What’s the size of Jacobian matrix?

2-by-6 matrix

Upper arm

base

A 2D lamp with 6 degrees of freedom

Inverse kinematics
• Analytical solution only works for a fairly simple structure
• Iterative approach needed for a complex structure
Inverse kinematics
• Is the solution unique?
• Is there always a good solution?
Ambiguity of IK
• Multiple solutions
Ambiguity of IK
• Infinite solutions
Failures of IK
• Solution may not exist
Inverse kinematics
• Generally ill-posed problem when the Dofs is higher than the number of constraints
Inverse kinematics
• Generally ill-posed problem when the Dofs is higher than the number of constraints
• Minimal Change from a reference pose θ0
Inverse kinematics
• Generally ill-posed problem when the Dofs is higher than the number of constraints
• Minimal Change from a reference pose θ0
Inverse kinematics
• Generally ill-posed problem when the Dofs is higher than the number of constraints
• Minimal Change from a reference pose θ0

Minimize the difference between the solution and a reference pose

Satisfy the constraints

Inverse kinematics
• Generally ill-posed problem when the Dofs is higher than the number of constraints
• Minimal Change from a reference pose θ0
• Naturalness g(θ) (particularly for human characters)
Inverse kinematics
• Generally ill-posed problem when the Dofs is higher than the number of constraints
• Minimal Change from a reference pose θ0
• Naturalness g(θ) (particularly for human characters)
Inverse kinematics
• Generally ill-posed problem when the Dofs is higher than the number of constraints
• Minimal Change from a reference pose θ0
• Naturalness g(θ) (particularly for human characters)

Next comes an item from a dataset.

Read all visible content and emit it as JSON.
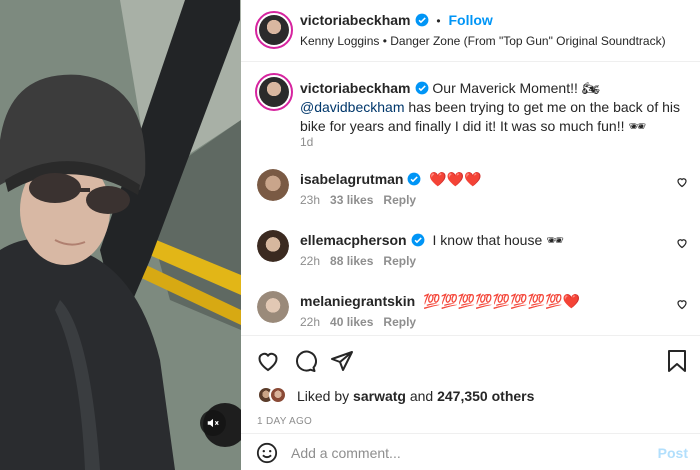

How natural is the solution pose?

Satisfy the constraints